## WORK ORDER
Lift every line from the entries that includes the word "score".

## App and web page records
☆ ☆ ☆ ☆ ☆
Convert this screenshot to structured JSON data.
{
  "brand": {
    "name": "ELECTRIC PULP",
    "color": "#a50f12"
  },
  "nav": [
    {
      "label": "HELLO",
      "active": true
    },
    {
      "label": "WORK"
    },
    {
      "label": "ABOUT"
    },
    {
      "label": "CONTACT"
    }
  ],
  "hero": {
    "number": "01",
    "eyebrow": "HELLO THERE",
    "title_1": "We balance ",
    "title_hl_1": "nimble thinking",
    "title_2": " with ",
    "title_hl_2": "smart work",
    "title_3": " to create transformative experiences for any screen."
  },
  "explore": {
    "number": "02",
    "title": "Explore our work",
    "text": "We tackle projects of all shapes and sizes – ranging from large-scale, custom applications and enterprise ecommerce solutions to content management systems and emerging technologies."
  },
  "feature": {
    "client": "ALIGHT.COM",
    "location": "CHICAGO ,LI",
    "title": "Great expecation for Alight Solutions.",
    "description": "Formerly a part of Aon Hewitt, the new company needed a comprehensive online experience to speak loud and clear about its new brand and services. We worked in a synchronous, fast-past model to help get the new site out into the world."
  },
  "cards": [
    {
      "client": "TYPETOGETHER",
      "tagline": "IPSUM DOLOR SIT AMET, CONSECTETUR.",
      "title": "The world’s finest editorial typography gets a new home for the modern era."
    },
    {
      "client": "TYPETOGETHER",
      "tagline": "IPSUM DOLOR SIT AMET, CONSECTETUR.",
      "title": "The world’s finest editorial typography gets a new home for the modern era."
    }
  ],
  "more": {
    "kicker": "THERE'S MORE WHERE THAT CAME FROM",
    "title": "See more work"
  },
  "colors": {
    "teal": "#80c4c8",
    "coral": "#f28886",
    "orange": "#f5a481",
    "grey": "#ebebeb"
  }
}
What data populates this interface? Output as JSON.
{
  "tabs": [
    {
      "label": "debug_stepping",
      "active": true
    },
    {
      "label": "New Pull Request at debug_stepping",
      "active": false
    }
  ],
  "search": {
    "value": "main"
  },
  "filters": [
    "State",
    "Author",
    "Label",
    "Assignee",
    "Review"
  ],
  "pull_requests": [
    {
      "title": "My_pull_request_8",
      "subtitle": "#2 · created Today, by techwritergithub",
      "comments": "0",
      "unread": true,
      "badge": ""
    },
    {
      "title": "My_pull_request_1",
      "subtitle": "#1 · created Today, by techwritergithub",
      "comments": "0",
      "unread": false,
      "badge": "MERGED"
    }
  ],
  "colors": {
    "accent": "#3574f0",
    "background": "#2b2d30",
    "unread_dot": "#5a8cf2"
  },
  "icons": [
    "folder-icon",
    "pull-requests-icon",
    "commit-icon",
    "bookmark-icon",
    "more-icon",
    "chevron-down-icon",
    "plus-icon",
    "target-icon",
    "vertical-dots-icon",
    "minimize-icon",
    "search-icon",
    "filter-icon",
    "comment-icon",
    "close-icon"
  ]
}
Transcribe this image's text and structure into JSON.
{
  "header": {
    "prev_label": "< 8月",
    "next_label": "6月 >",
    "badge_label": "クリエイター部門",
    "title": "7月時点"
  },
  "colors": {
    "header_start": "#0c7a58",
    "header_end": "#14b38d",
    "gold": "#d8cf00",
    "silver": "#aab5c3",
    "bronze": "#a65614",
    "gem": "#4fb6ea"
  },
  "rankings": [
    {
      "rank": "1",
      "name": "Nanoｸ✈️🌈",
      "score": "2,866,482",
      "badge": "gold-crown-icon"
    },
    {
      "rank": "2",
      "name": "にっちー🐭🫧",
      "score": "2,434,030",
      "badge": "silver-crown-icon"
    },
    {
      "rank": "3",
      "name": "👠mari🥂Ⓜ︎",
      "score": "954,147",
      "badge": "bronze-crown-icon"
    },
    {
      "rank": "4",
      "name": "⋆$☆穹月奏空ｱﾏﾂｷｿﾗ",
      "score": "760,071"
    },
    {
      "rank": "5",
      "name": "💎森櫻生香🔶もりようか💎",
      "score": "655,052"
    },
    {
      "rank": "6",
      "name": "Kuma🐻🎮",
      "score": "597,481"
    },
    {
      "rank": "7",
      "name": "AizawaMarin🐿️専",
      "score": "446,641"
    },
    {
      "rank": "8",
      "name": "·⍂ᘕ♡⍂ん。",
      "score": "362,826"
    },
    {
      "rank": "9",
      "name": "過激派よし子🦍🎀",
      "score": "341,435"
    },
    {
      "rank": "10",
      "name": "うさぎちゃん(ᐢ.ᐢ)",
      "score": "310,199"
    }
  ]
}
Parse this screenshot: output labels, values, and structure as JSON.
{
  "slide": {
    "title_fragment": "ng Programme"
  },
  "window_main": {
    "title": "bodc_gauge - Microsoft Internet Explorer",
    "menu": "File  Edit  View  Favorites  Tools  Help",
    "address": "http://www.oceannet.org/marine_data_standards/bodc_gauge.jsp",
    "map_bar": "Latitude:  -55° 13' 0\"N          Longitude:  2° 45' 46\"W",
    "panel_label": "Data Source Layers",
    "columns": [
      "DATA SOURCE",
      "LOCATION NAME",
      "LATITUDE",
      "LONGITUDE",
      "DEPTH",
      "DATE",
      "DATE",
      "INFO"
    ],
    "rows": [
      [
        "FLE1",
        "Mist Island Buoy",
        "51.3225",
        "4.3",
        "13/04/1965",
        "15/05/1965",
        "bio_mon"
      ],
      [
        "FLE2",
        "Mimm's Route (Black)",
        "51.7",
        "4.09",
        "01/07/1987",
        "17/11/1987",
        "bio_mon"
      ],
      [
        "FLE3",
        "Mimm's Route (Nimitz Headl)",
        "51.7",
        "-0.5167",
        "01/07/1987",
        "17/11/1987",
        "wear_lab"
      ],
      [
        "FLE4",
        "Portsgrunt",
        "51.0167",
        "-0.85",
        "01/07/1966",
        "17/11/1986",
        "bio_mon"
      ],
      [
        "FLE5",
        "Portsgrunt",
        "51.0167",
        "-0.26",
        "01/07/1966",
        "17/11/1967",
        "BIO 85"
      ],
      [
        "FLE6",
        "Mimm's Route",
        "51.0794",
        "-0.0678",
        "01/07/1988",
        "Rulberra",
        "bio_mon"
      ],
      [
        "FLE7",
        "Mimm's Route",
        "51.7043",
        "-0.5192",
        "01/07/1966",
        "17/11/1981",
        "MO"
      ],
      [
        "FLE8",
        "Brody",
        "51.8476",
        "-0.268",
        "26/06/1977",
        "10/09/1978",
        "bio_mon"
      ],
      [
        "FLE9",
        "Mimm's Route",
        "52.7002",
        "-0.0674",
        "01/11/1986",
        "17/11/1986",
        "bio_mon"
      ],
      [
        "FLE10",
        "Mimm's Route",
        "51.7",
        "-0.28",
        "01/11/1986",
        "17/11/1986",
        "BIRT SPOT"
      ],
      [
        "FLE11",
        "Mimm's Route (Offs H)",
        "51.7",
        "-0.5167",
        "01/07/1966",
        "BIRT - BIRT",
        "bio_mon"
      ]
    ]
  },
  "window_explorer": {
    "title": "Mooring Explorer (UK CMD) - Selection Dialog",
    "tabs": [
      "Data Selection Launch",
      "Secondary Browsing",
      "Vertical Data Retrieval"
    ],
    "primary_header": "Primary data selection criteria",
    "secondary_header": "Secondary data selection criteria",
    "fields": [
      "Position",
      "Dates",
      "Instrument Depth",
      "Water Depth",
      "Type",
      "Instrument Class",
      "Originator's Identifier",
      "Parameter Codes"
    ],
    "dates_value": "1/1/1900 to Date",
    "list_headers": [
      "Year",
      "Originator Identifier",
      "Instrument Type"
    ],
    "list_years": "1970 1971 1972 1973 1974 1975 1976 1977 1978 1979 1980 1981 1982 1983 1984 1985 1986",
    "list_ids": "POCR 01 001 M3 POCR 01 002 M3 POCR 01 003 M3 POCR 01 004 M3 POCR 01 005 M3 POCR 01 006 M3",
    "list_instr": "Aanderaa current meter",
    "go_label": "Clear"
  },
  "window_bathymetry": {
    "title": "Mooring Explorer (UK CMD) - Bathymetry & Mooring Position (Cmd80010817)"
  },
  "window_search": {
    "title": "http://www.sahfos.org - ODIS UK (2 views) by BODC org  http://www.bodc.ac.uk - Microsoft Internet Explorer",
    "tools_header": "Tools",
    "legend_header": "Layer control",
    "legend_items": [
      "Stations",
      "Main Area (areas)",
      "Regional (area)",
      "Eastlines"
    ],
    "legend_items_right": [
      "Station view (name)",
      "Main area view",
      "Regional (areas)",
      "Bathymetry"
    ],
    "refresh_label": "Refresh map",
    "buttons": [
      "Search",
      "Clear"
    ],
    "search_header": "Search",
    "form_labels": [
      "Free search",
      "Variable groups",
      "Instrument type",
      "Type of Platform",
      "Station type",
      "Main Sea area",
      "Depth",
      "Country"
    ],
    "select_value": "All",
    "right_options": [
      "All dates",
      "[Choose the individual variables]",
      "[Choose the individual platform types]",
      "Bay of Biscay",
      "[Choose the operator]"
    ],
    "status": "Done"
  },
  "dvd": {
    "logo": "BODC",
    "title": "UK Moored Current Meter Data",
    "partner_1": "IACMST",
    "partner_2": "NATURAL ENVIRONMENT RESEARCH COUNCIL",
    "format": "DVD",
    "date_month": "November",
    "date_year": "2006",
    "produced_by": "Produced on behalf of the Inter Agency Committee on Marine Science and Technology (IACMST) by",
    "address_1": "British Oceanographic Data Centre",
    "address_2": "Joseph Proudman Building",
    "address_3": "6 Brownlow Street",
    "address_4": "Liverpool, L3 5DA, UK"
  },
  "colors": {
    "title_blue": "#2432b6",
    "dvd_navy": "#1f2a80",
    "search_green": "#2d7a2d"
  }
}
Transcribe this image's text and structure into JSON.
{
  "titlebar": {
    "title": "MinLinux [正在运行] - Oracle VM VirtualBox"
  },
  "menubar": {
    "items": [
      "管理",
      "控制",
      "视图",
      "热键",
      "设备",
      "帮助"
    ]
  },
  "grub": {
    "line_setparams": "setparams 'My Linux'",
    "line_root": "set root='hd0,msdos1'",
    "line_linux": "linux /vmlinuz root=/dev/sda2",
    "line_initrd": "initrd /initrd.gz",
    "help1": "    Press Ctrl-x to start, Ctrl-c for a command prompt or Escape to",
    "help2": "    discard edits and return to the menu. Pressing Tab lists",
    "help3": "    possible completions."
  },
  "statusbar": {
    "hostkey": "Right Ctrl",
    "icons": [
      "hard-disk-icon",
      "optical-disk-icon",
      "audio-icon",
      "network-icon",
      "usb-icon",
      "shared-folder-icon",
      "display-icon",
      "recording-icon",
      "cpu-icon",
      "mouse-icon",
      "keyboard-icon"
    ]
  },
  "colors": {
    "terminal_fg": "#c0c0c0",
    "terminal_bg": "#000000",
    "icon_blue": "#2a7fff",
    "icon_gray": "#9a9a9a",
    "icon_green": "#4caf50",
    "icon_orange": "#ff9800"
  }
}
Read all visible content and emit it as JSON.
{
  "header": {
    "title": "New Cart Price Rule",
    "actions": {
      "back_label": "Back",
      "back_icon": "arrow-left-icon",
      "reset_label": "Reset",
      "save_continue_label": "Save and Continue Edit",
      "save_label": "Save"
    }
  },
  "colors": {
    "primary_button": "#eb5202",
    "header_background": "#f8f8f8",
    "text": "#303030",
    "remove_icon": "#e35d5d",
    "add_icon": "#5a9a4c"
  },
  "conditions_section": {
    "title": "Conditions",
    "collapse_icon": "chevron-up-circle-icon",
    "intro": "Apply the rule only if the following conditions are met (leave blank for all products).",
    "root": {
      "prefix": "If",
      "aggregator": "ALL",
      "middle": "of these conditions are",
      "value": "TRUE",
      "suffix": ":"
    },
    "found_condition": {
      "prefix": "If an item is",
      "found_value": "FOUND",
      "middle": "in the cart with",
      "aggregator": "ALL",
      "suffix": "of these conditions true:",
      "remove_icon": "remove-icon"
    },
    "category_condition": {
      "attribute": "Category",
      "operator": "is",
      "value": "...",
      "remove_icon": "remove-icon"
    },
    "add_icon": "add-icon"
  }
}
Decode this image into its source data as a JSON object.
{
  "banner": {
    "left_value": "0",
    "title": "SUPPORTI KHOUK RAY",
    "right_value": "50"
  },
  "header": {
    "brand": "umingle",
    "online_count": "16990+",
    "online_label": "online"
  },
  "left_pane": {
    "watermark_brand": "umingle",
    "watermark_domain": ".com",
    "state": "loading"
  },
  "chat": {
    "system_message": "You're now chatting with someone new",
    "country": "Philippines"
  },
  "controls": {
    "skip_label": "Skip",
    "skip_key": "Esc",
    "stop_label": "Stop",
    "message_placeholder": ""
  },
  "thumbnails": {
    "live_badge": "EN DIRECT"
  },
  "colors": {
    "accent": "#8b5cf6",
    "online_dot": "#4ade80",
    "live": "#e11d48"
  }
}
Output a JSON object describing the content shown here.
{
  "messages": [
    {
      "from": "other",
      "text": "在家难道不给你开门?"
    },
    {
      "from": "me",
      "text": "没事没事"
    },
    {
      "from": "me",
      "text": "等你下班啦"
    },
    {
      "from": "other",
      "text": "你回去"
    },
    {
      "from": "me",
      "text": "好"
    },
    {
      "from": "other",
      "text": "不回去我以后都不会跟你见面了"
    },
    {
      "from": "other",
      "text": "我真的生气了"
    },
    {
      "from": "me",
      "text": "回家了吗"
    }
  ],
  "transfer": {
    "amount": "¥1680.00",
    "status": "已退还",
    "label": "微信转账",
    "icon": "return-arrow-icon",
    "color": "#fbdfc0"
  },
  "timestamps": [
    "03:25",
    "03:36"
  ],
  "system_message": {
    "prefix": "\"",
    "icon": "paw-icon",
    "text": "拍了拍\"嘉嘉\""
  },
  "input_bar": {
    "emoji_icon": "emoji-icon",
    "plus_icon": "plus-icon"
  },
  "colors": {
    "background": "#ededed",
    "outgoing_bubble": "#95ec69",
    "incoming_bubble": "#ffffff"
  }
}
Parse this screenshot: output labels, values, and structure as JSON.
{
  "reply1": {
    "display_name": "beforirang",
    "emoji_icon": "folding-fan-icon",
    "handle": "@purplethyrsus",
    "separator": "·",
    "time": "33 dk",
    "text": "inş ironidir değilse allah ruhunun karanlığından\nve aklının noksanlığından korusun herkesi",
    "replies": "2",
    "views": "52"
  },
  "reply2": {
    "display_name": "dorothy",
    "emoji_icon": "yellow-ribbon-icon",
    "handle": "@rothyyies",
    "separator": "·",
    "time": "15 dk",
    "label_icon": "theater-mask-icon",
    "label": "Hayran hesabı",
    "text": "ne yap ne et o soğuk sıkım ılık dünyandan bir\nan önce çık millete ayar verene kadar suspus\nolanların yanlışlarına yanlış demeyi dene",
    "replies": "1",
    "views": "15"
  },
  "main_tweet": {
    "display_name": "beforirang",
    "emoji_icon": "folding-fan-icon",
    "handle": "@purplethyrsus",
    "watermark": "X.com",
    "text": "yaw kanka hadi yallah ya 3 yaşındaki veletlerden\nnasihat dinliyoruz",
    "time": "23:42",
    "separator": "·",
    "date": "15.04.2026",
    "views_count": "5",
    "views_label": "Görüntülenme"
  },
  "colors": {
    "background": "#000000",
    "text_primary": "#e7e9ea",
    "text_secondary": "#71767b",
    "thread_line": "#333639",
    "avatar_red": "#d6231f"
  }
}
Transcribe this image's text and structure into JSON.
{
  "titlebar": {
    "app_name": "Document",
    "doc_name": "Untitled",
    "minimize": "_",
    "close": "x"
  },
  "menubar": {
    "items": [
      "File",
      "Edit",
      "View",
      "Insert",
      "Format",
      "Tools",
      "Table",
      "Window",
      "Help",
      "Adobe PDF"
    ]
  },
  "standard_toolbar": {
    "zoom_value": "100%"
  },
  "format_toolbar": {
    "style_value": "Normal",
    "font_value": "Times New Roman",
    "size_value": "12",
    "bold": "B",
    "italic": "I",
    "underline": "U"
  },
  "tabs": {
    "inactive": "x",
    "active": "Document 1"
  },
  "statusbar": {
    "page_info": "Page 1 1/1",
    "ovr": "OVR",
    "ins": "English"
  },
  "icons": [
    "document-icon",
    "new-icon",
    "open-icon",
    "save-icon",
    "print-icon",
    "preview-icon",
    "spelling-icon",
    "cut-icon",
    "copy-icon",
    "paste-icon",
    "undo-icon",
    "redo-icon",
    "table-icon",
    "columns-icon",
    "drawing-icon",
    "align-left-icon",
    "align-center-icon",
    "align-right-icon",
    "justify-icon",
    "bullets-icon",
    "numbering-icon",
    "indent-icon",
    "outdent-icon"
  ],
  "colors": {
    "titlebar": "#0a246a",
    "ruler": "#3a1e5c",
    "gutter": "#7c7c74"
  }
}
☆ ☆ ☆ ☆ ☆
## RESULT OF THE TASK
      "score": "2,866,482",
      "score": "2,434,030",
      "score": "954,147",
      "score": "760,071"
      "score": "655,052"
      "score": "597,481"
      "score": "446,641"
      "score": "362,826"
      "score": "341,435"
      "score": "310,199"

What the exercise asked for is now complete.